The Millenial Prize Problem asks you to definitively prove or disprove the Riemann Hypothesis.

The Birch and Swinnerton-Dyer conjecture

Polynomial equations are some of the oldest and broadest fields of mathematical study. Remember Pythagoras?

In recent years, algebraists have particularly studied elliptic curves, which are defined by a particular type of diophantine equation. These curves have important applications in number theory and cryptography, and finding whole-number or rational solutions to them is a major area of study.

One of the most stunning mathematical developments of the last few decades was Andrew Wiles’ proof of the classic Fermat’s Last Theorem, stating that higher-power versions of Pythagorean triples don’t exist. Wiles’ proof of that theorem was a consequence of a broader development of the theory of elliptic curves.

The Birch and Swinnerton-Dyer conjecture provides an extra set of analytical tools in understanding the solutions to equations defined by elliptic curves.

I’m sure they are speaking English, but I am no longer sure.

The Hodge conjecture

Algebraic geometry is the study of the higher-dimensional shapes that can be defined algebraically as the solution sets to algebraic equations.

As an extremely simple example, you may recall from high school algebra that the equation y = x2 results in a parabolic curve when the solutions to that equation are drawn out on a piece of graph paper. Algebraic geometry deals with the higher-dimensional analogues of that kind of curve when one considers systems of multiple equations, equations with more variables, and equations over the complex number plane, rather than the real numbers.

The 20th century saw a flourishing of sophisticated techniques to understand the curves, surfaces, and hyper-surfaces that are the subjects of algebraic geometry. The difficult-to-imagine shapes can be made more tractable through complicated computational tools.

The Hodge conjecture claims that certain types of geometric structures have a useful algebraic counterpart that can be used to better classify and study these shapes.

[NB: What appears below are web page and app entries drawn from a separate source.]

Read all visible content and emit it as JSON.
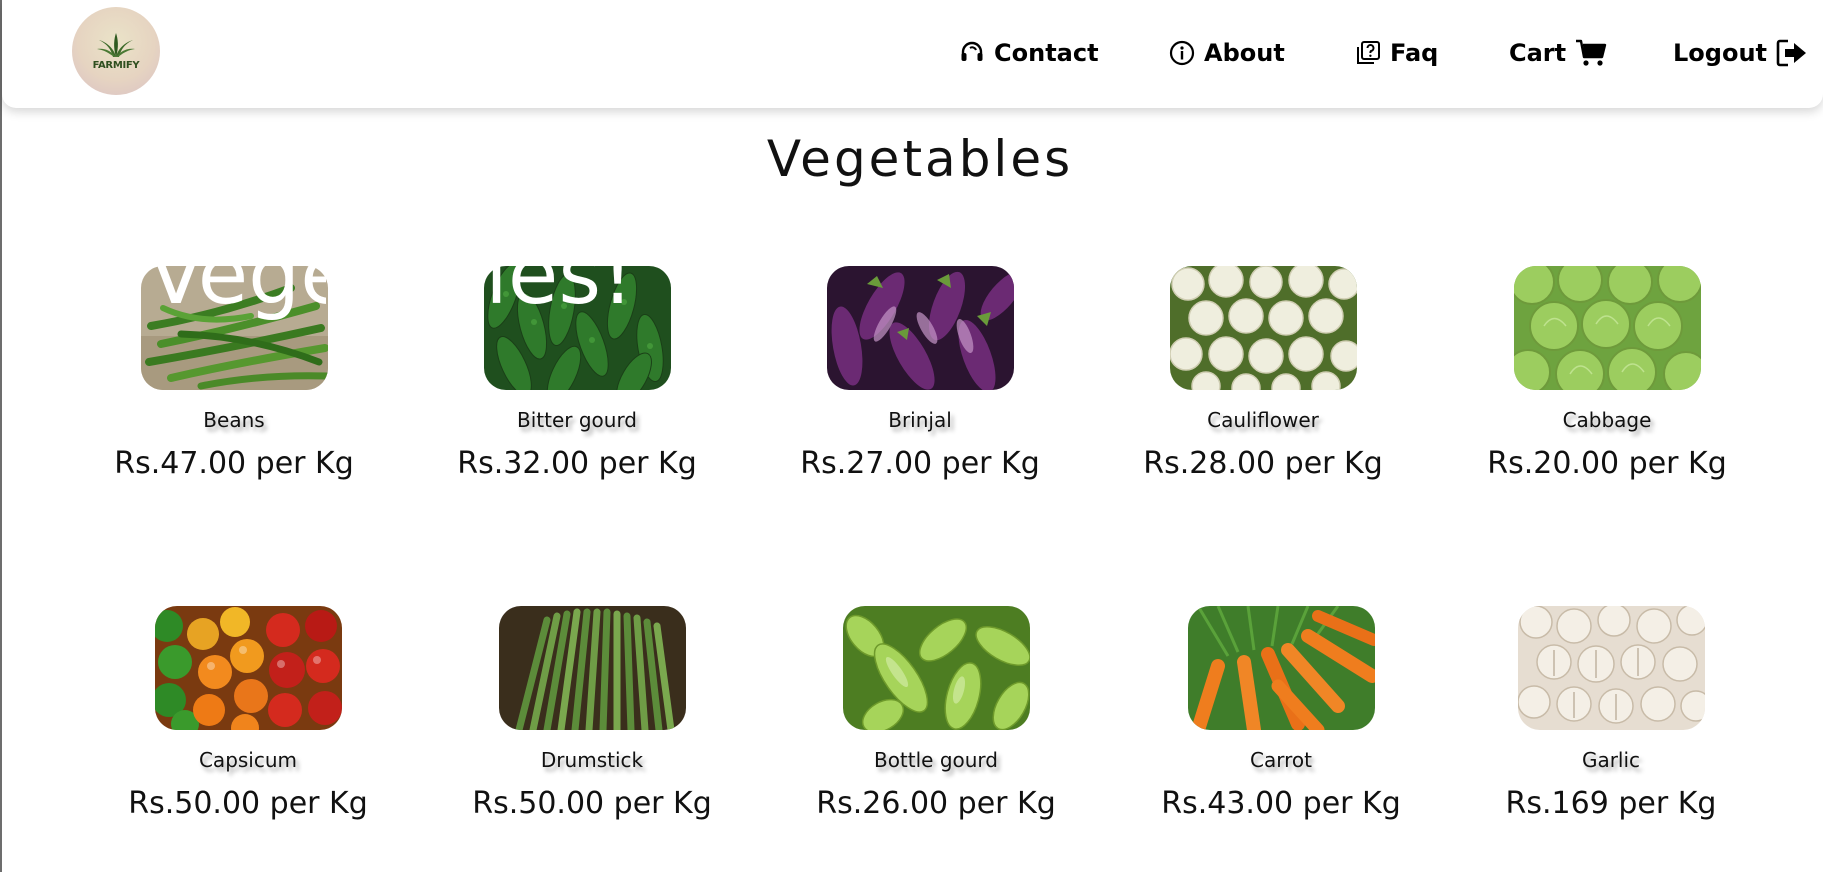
{
  "nav": {
    "logo_text": "FARMIFY",
    "links": [
      {
        "label": "Contact",
        "icon": "headset-icon"
      },
      {
        "label": "About",
        "icon": "info-circle-icon"
      },
      {
        "label": "Faq",
        "icon": "question-box-icon"
      },
      {
        "label": "Cart",
        "icon": "cart-icon"
      },
      {
        "label": "Logout",
        "icon": "logout-icon"
      }
    ]
  },
  "page": {
    "title": "Vegetables",
    "overlay_heading": "Vegetables!"
  },
  "products": [
    {
      "name": "Beans",
      "price": "Rs.47.00 per Kg",
      "image": "beans"
    },
    {
      "name": "Bitter gourd",
      "price": "Rs.32.00 per Kg",
      "image": "bitter-gourd"
    },
    {
      "name": "Brinjal",
      "price": "Rs.27.00 per Kg",
      "image": "brinjal"
    },
    {
      "name": "Cauliflower",
      "price": "Rs.28.00 per Kg",
      "image": "cauliflower"
    },
    {
      "name": "Cabbage",
      "price": "Rs.20.00 per Kg",
      "image": "cabbage"
    },
    {
      "name": "Capsicum",
      "price": "Rs.50.00 per Kg",
      "image": "capsicum"
    },
    {
      "name": "Drumstick",
      "price": "Rs.50.00 per Kg",
      "image": "drumstick"
    },
    {
      "name": "Bottle gourd",
      "price": "Rs.26.00 per Kg",
      "image": "bottle-gourd"
    },
    {
      "name": "Carrot",
      "price": "Rs.43.00 per Kg",
      "image": "carrot"
    },
    {
      "name": "Garlic",
      "price": "Rs.169 per Kg",
      "image": "garlic"
    }
  ],
  "colors": {
    "background": "#ffffff",
    "text": "#111111",
    "nav_shadow": "#c8c8c8"
  }
}
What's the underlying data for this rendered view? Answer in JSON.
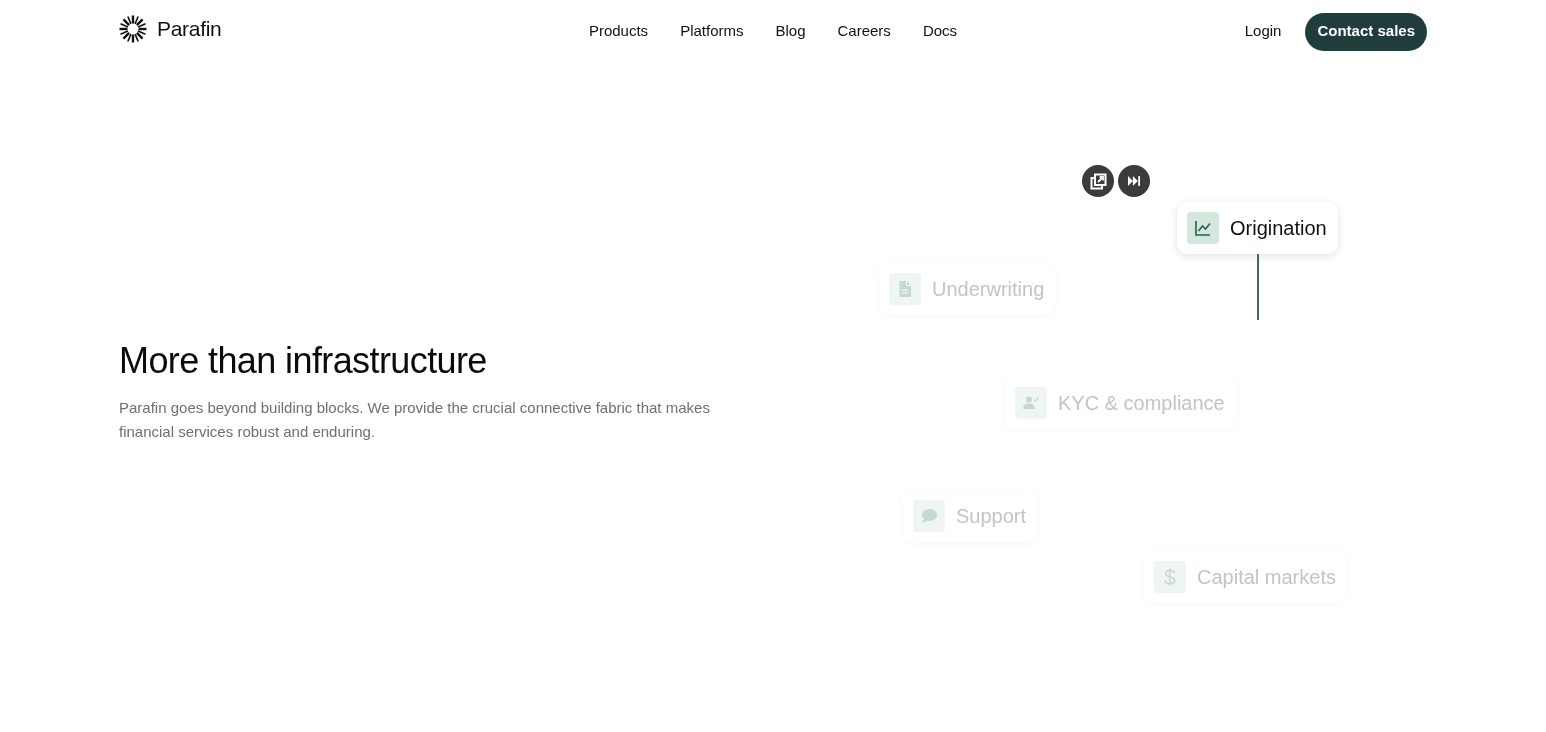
{
  "navbar": {
    "brand": "Parafin",
    "links": [
      "Products",
      "Platforms",
      "Blog",
      "Careers",
      "Docs"
    ],
    "login": "Login",
    "cta": "Contact sales"
  },
  "hero": {
    "title": "More than infrastructure",
    "description": "Parafin goes beyond building blocks. We provide the crucial connective fabric that makes financial services robust and enduring."
  },
  "diagram": {
    "nodes": [
      {
        "label": "Origination",
        "active": true
      },
      {
        "label": "Underwriting",
        "active": false
      },
      {
        "label": "KYC & compliance",
        "active": false
      },
      {
        "label": "Support",
        "active": false
      },
      {
        "label": "Capital markets",
        "active": false
      }
    ]
  }
}
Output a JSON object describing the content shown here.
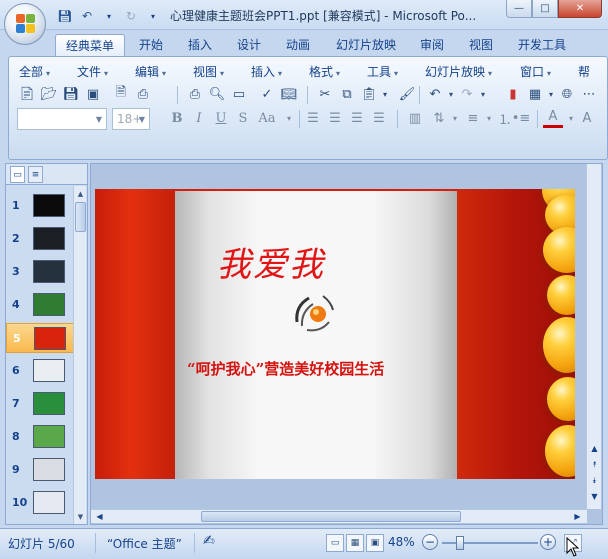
{
  "window": {
    "title": "心理健康主题班会PPT1.ppt [兼容模式] - Microsoft Po...",
    "min_glyph": "—",
    "max_glyph": "□",
    "close_glyph": "✕"
  },
  "ribbon_tabs": [
    "经典菜单",
    "开始",
    "插入",
    "设计",
    "动画",
    "幻灯片放映",
    "审阅",
    "视图",
    "开发工具"
  ],
  "classic_menus": [
    "全部",
    "文件",
    "编辑",
    "视图",
    "插入",
    "格式",
    "工具",
    "幻灯片放映",
    "窗口",
    "帮"
  ],
  "toolbar": {
    "font_name": "",
    "font_size": "18+",
    "bold": "B",
    "italic": "I",
    "underline": "U",
    "shadow": "S",
    "change_case": "Aa"
  },
  "slides": [
    {
      "num": "1",
      "color": "#0a0a0a"
    },
    {
      "num": "2",
      "color": "#1a1f24"
    },
    {
      "num": "3",
      "color": "#25323e"
    },
    {
      "num": "4",
      "color": "#2e7d33"
    },
    {
      "num": "5",
      "color": "#d8240a"
    },
    {
      "num": "6",
      "color": "#e9eef0"
    },
    {
      "num": "7",
      "color": "#2a8f3c"
    },
    {
      "num": "8",
      "color": "#5aa84a"
    },
    {
      "num": "9",
      "color": "#d9dce2"
    },
    {
      "num": "10",
      "color": "#e4e9f2"
    }
  ],
  "selected_slide": "5",
  "slide": {
    "title": "我爱我",
    "subtitle": "“呵护我心”营造美好校园生活"
  },
  "status": {
    "slide_info": "幻灯片 5/60",
    "theme": "“Office 主题”",
    "zoom": "48%",
    "zoom_minus": "−",
    "zoom_plus": "+"
  },
  "colors": {
    "accent": "#15428b",
    "slide_red": "#d81e05",
    "title_red": "#e11416",
    "selection": "#f9b94e"
  }
}
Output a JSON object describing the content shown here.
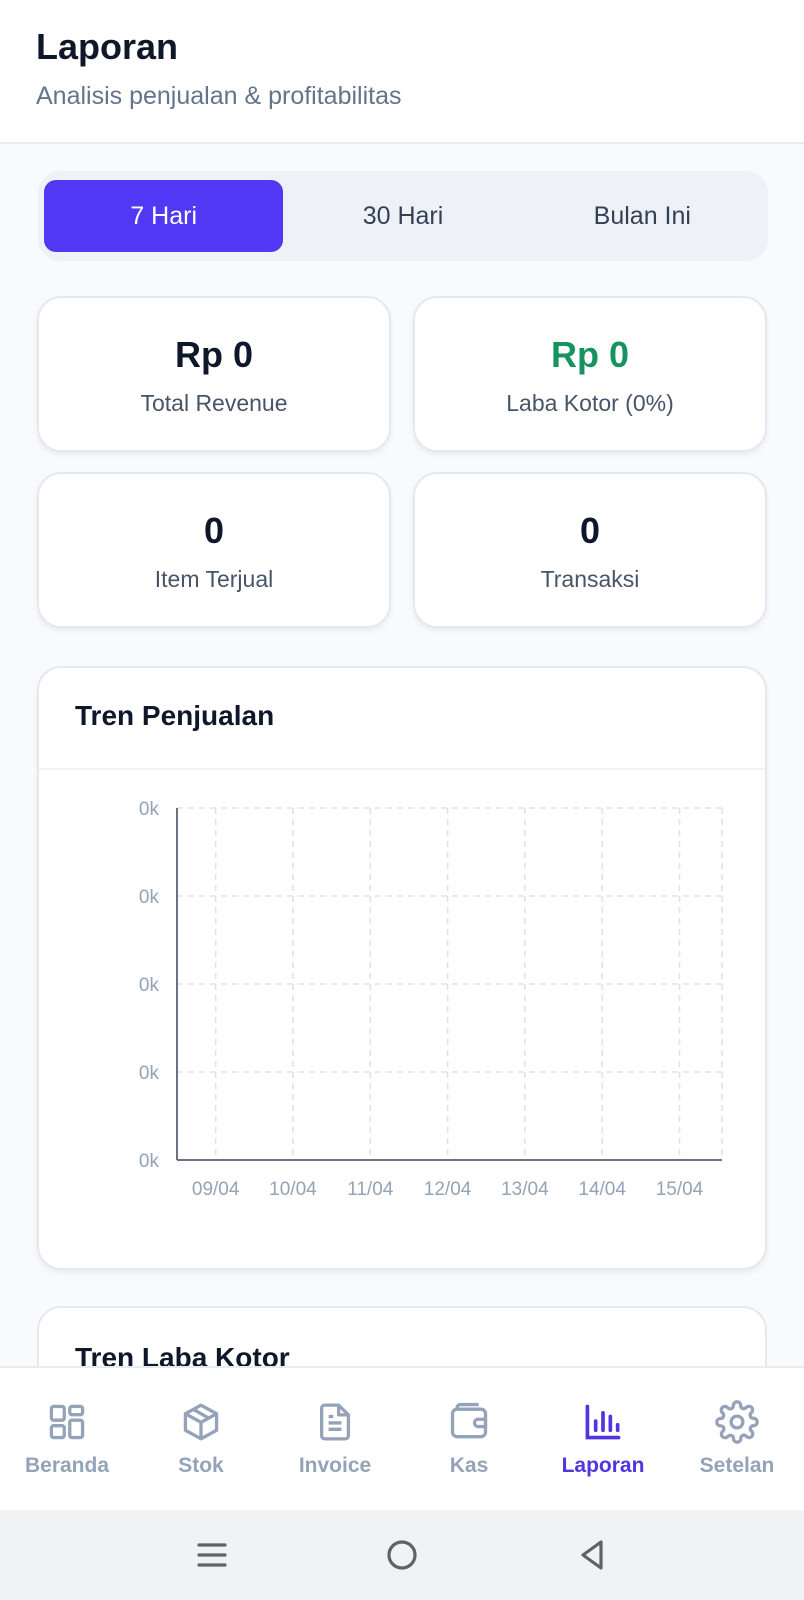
{
  "header": {
    "title": "Laporan",
    "subtitle": "Analisis penjualan & profitabilitas"
  },
  "period_tabs": [
    {
      "label": "7 Hari",
      "active": true
    },
    {
      "label": "30 Hari",
      "active": false
    },
    {
      "label": "Bulan Ini",
      "active": false
    }
  ],
  "stats": {
    "revenue": {
      "value": "Rp 0",
      "label": "Total Revenue"
    },
    "gross_profit": {
      "value": "Rp 0",
      "label": "Laba Kotor (0%)"
    },
    "items_sold": {
      "value": "0",
      "label": "Item Terjual"
    },
    "transactions": {
      "value": "0",
      "label": "Transaksi"
    }
  },
  "sales_chart": {
    "title": "Tren Penjualan"
  },
  "profit_chart": {
    "title": "Tren Laba Kotor"
  },
  "chart_data": {
    "type": "line",
    "title": "Tren Penjualan",
    "categories": [
      "09/04",
      "10/04",
      "11/04",
      "12/04",
      "13/04",
      "14/04",
      "15/04"
    ],
    "series": [
      {
        "values": [
          0,
          0,
          0,
          0,
          0,
          0,
          0
        ]
      }
    ],
    "y_tick_labels": [
      "0k",
      "0k",
      "0k",
      "0k",
      "0k"
    ],
    "xlabel": "",
    "ylabel": "",
    "grid": true
  },
  "nav": [
    {
      "label": "Beranda",
      "icon": "grid-icon",
      "active": false
    },
    {
      "label": "Stok",
      "icon": "box-icon",
      "active": false
    },
    {
      "label": "Invoice",
      "icon": "document-icon",
      "active": false
    },
    {
      "label": "Kas",
      "icon": "wallet-icon",
      "active": false
    },
    {
      "label": "Laporan",
      "icon": "bar-chart-icon",
      "active": true
    },
    {
      "label": "Setelan",
      "icon": "gear-icon",
      "active": false
    }
  ],
  "colors": {
    "accent": "#5038f5",
    "profit_green": "#16935f",
    "muted": "#94a3b8"
  }
}
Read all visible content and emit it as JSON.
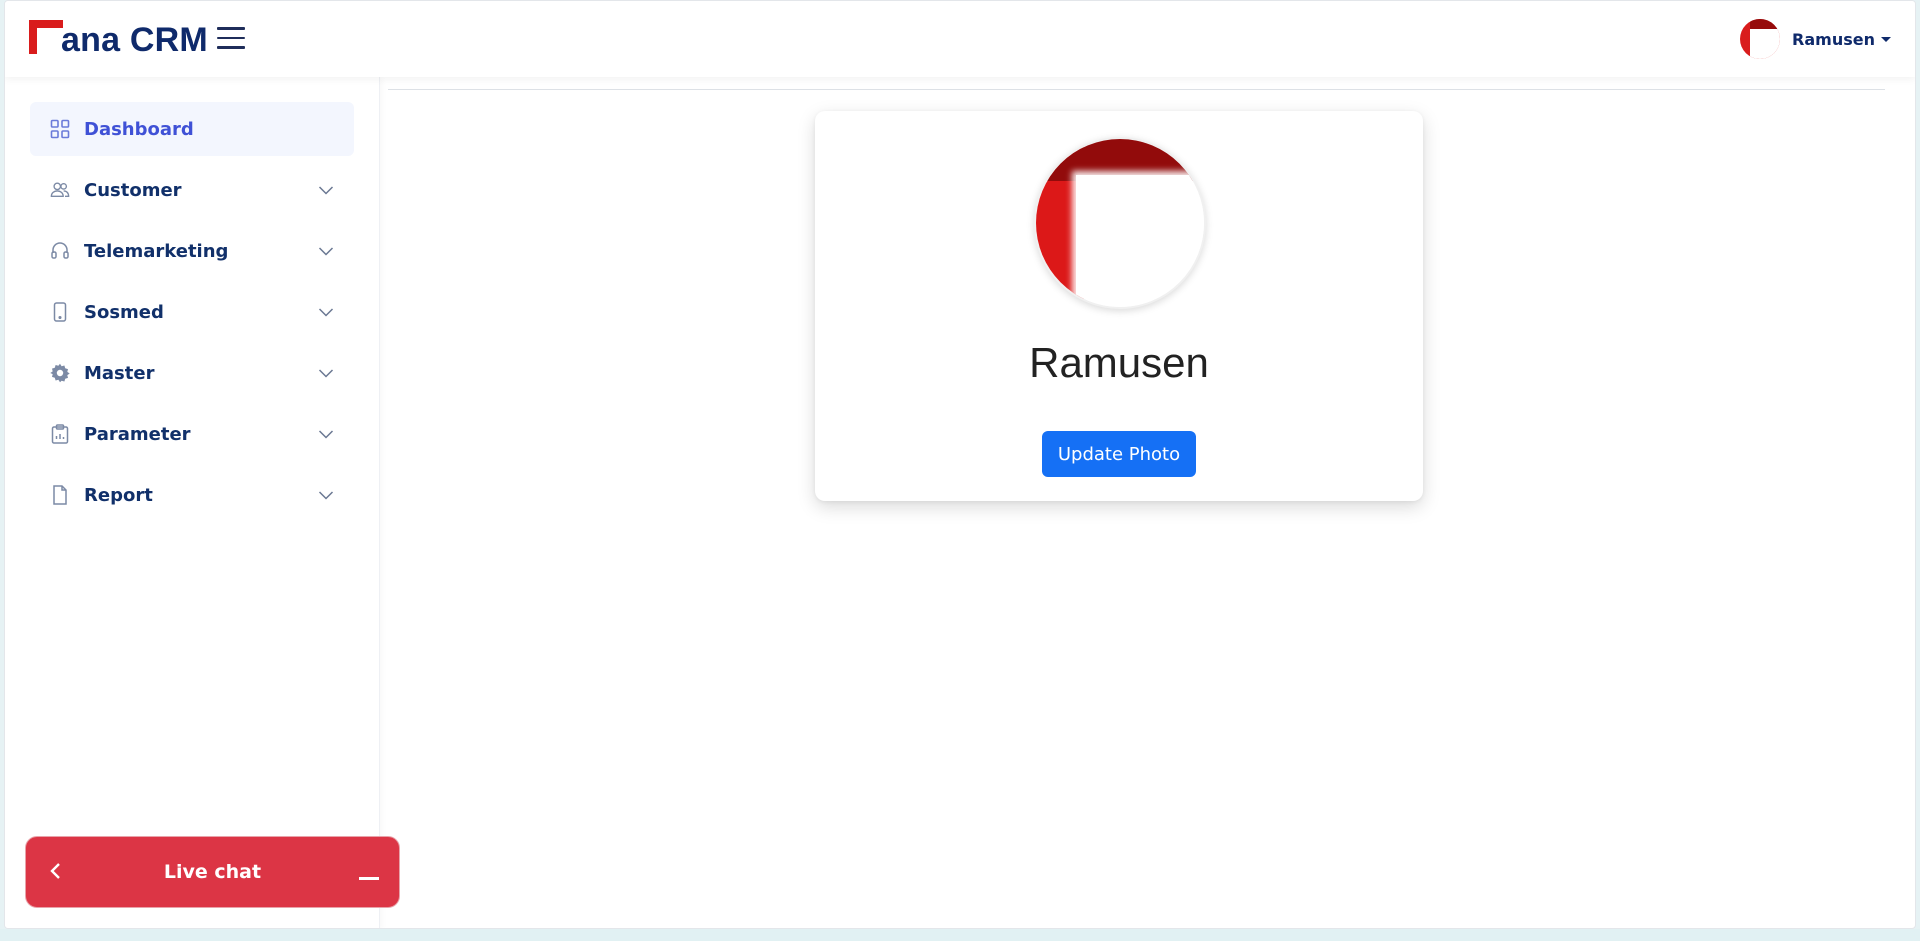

I don’t know about you, but I’m going to go and lie down in a dark room with a cloth over my eyes.